■ **Problem requirements**: Retype all of the data exactly as given.

■ **Material provided**:

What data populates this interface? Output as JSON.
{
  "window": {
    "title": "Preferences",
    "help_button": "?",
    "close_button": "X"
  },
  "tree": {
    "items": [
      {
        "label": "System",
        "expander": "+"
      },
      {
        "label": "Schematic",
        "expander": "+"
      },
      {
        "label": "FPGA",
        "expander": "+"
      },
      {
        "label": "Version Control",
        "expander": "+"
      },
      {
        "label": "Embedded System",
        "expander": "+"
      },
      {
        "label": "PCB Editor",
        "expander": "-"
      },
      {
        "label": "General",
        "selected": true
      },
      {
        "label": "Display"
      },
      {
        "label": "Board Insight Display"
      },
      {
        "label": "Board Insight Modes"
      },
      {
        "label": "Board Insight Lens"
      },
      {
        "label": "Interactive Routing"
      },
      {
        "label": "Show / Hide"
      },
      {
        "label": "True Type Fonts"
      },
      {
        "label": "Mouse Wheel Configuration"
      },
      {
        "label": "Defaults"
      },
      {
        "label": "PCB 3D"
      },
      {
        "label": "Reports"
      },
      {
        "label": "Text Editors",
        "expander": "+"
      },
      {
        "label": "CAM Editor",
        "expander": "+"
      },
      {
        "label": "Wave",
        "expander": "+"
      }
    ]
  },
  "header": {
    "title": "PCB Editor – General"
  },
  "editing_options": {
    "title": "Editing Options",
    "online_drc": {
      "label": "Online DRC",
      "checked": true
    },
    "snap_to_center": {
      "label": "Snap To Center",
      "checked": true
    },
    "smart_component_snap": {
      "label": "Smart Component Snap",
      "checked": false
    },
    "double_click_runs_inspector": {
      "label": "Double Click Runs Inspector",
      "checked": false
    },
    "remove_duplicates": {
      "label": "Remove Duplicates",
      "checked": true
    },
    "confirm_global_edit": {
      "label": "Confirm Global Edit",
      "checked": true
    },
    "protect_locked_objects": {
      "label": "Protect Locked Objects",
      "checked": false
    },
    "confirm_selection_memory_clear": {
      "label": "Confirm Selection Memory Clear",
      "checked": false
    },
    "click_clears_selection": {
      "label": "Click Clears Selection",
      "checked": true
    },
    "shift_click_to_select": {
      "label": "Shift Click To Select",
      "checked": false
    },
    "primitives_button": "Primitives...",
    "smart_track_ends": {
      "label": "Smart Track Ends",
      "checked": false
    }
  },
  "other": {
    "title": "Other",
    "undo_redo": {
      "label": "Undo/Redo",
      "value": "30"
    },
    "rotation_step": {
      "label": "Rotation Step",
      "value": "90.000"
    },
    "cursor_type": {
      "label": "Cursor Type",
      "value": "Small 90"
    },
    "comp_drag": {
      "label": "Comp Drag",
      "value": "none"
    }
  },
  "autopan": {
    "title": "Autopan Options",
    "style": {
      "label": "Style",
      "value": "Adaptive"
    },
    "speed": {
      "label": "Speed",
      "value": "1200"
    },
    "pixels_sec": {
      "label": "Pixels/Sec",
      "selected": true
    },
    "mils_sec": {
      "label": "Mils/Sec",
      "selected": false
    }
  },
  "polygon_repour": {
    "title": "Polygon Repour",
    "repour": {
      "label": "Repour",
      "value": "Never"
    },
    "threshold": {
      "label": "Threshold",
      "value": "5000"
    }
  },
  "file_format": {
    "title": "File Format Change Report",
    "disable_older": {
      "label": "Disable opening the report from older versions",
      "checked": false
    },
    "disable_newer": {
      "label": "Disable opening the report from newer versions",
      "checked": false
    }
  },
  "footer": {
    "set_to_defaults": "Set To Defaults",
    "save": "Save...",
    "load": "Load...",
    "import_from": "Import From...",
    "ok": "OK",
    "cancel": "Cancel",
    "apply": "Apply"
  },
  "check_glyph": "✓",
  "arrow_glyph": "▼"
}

■ **Output of the task**:
What data populates this interface? Output as JSON.
{
  "window": {
    "title": "Preferences",
    "help_button": "?",
    "close_button": "X"
  },
  "tree": {
    "items": [
      {
        "label": "System",
        "expander": "+"
      },
      {
        "label": "Schematic",
        "expander": "+"
      },
      {
        "label": "FPGA",
        "expander": "+"
      },
      {
        "label": "Version Control",
        "expander": "+"
      },
      {
        "label": "Embedded System",
        "expander": "+"
      },
      {
        "label": "PCB Editor",
        "expander": "-"
      },
      {
        "label": "General",
        "selected": true
      },
      {
        "label": "Display"
      },
      {
        "label": "Board Insight Display"
      },
      {
        "label": "Board Insight Modes"
      },
      {
        "label": "Board Insight Lens"
      },
      {
        "label": "Interactive Routing"
      },
      {
        "label": "Show / Hide"
      },
      {
        "label": "True Type Fonts"
      },
      {
        "label": "Mouse Wheel Configuration"
      },
      {
        "label": "Defaults"
      },
      {
        "label": "PCB 3D"
      },
      {
        "label": "Reports"
      },
      {
        "label": "Text Editors",
        "expander": "+"
      },
      {
        "label": "CAM Editor",
        "expander": "+"
      },
      {
        "label": "Wave",
        "expander": "+"
      }
    ]
  },
  "header": {
    "title": "PCB Editor – General"
  },
  "editing_options": {
    "title": "Editing Options",
    "online_drc": {
      "label": "Online DRC",
      "checked": true
    },
    "snap_to_center": {
      "label": "Snap To Center",
      "checked": true
    },
    "smart_component_snap": {
      "label": "Smart Component Snap",
      "checked": false
    },
    "double_click_runs_inspector": {
      "label": "Double Click Runs Inspector",
      "checked": false
    },
    "remove_duplicates": {
      "label": "Remove Duplicates",
      "checked": true
    },
    "confirm_global_edit": {
      "label": "Confirm Global Edit",
      "checked": true
    },
    "protect_locked_objects": {
      "label": "Protect Locked Objects",
      "checked": false
    },
    "confirm_selection_memory_clear": {
      "label": "Confirm Selection Memory Clear",
      "checked": false
    },
    "click_clears_selection": {
      "label": "Click Clears Selection",
      "checked": true
    },
    "shift_click_to_select": {
      "label": "Shift Click To Select",
      "checked": false
    },
    "primitives_button": "Primitives...",
    "smart_track_ends": {
      "label": "Smart Track Ends",
      "checked": false
    }
  },
  "other": {
    "title": "Other",
    "undo_redo": {
      "label": "Undo/Redo",
      "value": "30"
    },
    "rotation_step": {
      "label": "Rotation Step",
      "value": "90.000"
    },
    "cursor_type": {
      "label": "Cursor Type",
      "value": "Small 90"
    },
    "comp_drag": {
      "label": "Comp Drag",
      "value": "none"
    }
  },
  "autopan": {
    "title": "Autopan Options",
    "style": {
      "label": "Style",
      "value": "Adaptive"
    },
    "speed": {
      "label": "Speed",
      "value": "1200"
    },
    "pixels_sec": {
      "label": "Pixels/Sec",
      "selected": true
    },
    "mils_sec": {
      "label": "Mils/Sec",
      "selected": false
    }
  },
  "polygon_repour": {
    "title": "Polygon Repour",
    "repour": {
      "label": "Repour",
      "value": "Never"
    },
    "threshold": {
      "label": "Threshold",
      "value": "5000"
    }
  },
  "file_format": {
    "title": "File Format Change Report",
    "disable_older": {
      "label": "Disable opening the report from older versions",
      "checked": false
    },
    "disable_newer": {
      "label": "Disable opening the report from newer versions",
      "checked": false
    }
  },
  "footer": {
    "set_to_defaults": "Set To Defaults",
    "save": "Save...",
    "load": "Load...",
    "import_from": "Import From...",
    "ok": "OK",
    "cancel": "Cancel",
    "apply": "Apply"
  },
  "check_glyph": "✓",
  "arrow_glyph": "▼"
}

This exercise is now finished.